“My life used to feel really dramatic. I thought things just ‘happened’ to me, but through therapy I realized I was calling it into my life. Our initial year of work together was about being able to see how my choices affected outcomes. In my second year of therapy, I noticed a pattern of creating ‘demons’ in my life — ideas, insecurities, and negative thoughts of mine that I was projecting onto other people. It was affecting everything from my housemate situation, to work relationships, to romantic relationships. Focusing on what I could do to change was really impactful.”
No matter how many tools or coping mechanisms Sana has gained from therapy, the reality is that being an entrepreneur is stressful. I asked Sana how she practices self-care amidst the chaos of running a company.
“For a long time, I felt very strongly that work and my productivity should come above mental health, and the society we live in really normalizes that. It took me a long time to be okay with this, but now if I want to spend twenty minutes daydreaming between things, take a lunch break and cook, or go on a short walk, that’s fine.”
“It’s been a process of getting to know myself really well. When have I ever not gotten work done in my whole life? Never. I’ve never cheated myself out of accomplishing something. So by that formula, if I need a break and I’m foggy, stressed, or anxious, I need to trust myself and my own work ethic to know what my body needs. It’s hard! And feels very adult!”
“More than anything, though, understanding the root of my anxiety is so important. Often that’s just a damn email that I’ve been avoiding for three weeks and should probably just reply to.”
Sana is open and honest about what it’s like living with mental health issues — recognizing that she’s always growing, and that there will be peaks and valleys. No matter what, though, she makes it to the therapy room.
“Therapy is absolutely a privilege, and I’m so lucky to have access to it, and the financial resources to know that even if I can’t afford it this month, I’ll find the money and pay it off the next. I mean, I didn’t have healthcare until last month, my partner and I cook all of our meals at home, we’ve gotten every piece of furniture in this apartment for free, and as an early stage founder and a grad student, we’re so lucky to have support from family as a safety net when we need it. So whilst therapy is my single biggest expense after rent, I also recognize how lucky I am to be able to have it, and how many folks in my position don’t have that access or those resources.”

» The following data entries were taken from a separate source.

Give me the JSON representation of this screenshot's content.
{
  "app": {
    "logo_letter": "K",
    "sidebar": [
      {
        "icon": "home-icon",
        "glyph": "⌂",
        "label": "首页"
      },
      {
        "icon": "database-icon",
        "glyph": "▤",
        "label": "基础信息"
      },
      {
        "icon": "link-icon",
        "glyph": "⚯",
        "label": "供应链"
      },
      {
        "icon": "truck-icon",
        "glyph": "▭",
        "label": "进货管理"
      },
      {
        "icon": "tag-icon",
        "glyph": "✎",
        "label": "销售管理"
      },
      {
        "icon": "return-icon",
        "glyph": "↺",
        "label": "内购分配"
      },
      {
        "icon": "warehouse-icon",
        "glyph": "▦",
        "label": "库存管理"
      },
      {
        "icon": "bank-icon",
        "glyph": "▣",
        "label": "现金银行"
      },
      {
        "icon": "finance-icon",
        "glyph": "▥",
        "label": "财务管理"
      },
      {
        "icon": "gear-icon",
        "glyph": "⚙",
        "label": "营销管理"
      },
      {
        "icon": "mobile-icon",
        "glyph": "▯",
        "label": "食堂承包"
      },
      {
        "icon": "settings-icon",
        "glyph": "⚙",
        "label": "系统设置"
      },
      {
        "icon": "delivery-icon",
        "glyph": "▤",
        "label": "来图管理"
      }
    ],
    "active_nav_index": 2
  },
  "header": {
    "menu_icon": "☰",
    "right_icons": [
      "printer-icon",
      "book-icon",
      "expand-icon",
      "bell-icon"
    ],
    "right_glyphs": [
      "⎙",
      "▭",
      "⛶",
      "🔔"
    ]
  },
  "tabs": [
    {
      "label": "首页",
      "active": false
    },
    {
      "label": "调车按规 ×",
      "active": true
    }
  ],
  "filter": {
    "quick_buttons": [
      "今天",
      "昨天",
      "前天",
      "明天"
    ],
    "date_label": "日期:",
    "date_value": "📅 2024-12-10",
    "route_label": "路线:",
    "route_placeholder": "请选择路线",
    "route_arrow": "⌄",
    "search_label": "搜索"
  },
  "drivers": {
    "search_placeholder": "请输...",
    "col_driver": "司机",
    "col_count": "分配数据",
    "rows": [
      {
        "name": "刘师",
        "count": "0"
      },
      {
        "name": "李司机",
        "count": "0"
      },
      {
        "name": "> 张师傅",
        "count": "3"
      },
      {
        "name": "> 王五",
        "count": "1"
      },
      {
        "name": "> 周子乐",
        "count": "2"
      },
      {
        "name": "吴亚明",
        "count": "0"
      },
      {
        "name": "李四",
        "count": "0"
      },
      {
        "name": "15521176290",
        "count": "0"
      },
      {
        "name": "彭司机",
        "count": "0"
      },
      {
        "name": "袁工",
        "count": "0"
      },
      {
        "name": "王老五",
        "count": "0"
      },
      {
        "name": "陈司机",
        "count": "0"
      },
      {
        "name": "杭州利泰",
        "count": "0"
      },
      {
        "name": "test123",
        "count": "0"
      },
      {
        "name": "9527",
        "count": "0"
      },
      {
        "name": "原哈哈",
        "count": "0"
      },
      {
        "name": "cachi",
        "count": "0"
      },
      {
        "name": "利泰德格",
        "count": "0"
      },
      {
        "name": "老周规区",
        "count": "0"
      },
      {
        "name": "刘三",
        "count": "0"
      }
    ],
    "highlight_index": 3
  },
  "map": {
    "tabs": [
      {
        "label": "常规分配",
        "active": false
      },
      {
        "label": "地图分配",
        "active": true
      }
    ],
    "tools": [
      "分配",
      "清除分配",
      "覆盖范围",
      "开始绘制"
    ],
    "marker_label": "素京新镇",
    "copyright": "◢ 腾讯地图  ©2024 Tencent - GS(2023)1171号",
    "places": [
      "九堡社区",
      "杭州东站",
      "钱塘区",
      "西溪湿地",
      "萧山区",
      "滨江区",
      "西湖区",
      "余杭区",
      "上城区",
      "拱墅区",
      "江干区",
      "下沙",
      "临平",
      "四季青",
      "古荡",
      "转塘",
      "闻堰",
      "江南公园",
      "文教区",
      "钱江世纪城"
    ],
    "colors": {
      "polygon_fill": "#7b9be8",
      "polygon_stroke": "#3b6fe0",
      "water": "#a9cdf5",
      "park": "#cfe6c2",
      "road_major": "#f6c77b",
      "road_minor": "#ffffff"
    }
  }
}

The level of dedication Sana has for her therapy practice is admirable. It has been an invaluable tool for her as she navigates societal, familial, and personal challenges, but everyone’s mental health toolkit is unique. Through sharing her story with us, Sana is shedding light on the incredible growth that can take place when you prioritize your mental wellbeing.
If you would like to share about your own mental health experience, I’d love to #TalkTherapy with you. You can email me at firstname.lastname@example.org.
If you or someone you know is experiencing an emergency or crisis and needs immediate help, call 911 or go to the nearest emergency room. Additional resources can be found here.